[[ Material provided open ]]

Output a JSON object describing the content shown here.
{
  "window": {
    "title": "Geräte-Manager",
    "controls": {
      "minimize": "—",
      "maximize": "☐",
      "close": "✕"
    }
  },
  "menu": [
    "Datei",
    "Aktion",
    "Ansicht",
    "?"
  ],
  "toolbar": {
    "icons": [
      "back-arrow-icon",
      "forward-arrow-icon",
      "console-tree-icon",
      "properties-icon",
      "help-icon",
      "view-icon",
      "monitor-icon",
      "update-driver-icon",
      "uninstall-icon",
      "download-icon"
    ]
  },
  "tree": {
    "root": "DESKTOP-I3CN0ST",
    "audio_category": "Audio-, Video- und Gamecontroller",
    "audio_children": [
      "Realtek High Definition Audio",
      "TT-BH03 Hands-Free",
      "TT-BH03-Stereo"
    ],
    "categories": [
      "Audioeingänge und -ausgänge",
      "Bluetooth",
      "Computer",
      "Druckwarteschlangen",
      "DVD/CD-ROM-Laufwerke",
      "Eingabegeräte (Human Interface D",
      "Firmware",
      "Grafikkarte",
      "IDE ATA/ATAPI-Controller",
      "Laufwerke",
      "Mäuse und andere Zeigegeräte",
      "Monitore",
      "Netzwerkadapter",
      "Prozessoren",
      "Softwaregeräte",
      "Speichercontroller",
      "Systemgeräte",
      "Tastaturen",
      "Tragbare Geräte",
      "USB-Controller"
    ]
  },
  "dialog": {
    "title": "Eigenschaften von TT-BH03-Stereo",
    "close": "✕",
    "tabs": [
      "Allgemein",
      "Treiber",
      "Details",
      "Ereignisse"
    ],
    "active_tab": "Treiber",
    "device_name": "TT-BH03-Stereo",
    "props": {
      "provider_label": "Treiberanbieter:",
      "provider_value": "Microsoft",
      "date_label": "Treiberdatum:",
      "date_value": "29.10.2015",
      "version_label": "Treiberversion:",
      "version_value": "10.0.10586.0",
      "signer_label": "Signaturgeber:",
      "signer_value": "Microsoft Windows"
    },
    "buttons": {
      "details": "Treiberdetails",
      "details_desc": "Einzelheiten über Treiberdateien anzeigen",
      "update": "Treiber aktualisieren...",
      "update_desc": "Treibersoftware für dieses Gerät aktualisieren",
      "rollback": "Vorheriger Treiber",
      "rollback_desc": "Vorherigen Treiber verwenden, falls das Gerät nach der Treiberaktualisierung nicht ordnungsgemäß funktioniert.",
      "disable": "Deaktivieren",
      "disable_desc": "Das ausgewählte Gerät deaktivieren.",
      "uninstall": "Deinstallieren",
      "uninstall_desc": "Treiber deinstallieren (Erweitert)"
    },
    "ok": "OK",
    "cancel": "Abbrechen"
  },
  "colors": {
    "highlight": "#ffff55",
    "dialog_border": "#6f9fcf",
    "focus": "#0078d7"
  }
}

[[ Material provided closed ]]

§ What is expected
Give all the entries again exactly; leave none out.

§ Result of the exercise
Output a JSON object describing the content shown here.
{
  "window": {
    "title": "Geräte-Manager",
    "controls": {
      "minimize": "—",
      "maximize": "☐",
      "close": "✕"
    }
  },
  "menu": [
    "Datei",
    "Aktion",
    "Ansicht",
    "?"
  ],
  "toolbar": {
    "icons": [
      "back-arrow-icon",
      "forward-arrow-icon",
      "console-tree-icon",
      "properties-icon",
      "help-icon",
      "view-icon",
      "monitor-icon",
      "update-driver-icon",
      "uninstall-icon",
      "download-icon"
    ]
  },
  "tree": {
    "root": "DESKTOP-I3CN0ST",
    "audio_category": "Audio-, Video- und Gamecontroller",
    "audio_children": [
      "Realtek High Definition Audio",
      "TT-BH03 Hands-Free",
      "TT-BH03-Stereo"
    ],
    "categories": [
      "Audioeingänge und -ausgänge",
      "Bluetooth",
      "Computer",
      "Druckwarteschlangen",
      "DVD/CD-ROM-Laufwerke",
      "Eingabegeräte (Human Interface D",
      "Firmware",
      "Grafikkarte",
      "IDE ATA/ATAPI-Controller",
      "Laufwerke",
      "Mäuse und andere Zeigegeräte",
      "Monitore",
      "Netzwerkadapter",
      "Prozessoren",
      "Softwaregeräte",
      "Speichercontroller",
      "Systemgeräte",
      "Tastaturen",
      "Tragbare Geräte",
      "USB-Controller"
    ]
  },
  "dialog": {
    "title": "Eigenschaften von TT-BH03-Stereo",
    "close": "✕",
    "tabs": [
      "Allgemein",
      "Treiber",
      "Details",
      "Ereignisse"
    ],
    "active_tab": "Treiber",
    "device_name": "TT-BH03-Stereo",
    "props": {
      "provider_label": "Treiberanbieter:",
      "provider_value": "Microsoft",
      "date_label": "Treiberdatum:",
      "date_value": "29.10.2015",
      "version_label": "Treiberversion:",
      "version_value": "10.0.10586.0",
      "signer_label": "Signaturgeber:",
      "signer_value": "Microsoft Windows"
    },
    "buttons": {
      "details": "Treiberdetails",
      "details_desc": "Einzelheiten über Treiberdateien anzeigen",
      "update": "Treiber aktualisieren...",
      "update_desc": "Treibersoftware für dieses Gerät aktualisieren",
      "rollback": "Vorheriger Treiber",
      "rollback_desc": "Vorherigen Treiber verwenden, falls das Gerät nach der Treiberaktualisierung nicht ordnungsgemäß funktioniert.",
      "disable": "Deaktivieren",
      "disable_desc": "Das ausgewählte Gerät deaktivieren.",
      "uninstall": "Deinstallieren",
      "uninstall_desc": "Treiber deinstallieren (Erweitert)"
    },
    "ok": "OK",
    "cancel": "Abbrechen"
  },
  "colors": {
    "highlight": "#ffff55",
    "dialog_border": "#6f9fcf",
    "focus": "#0078d7"
  }
}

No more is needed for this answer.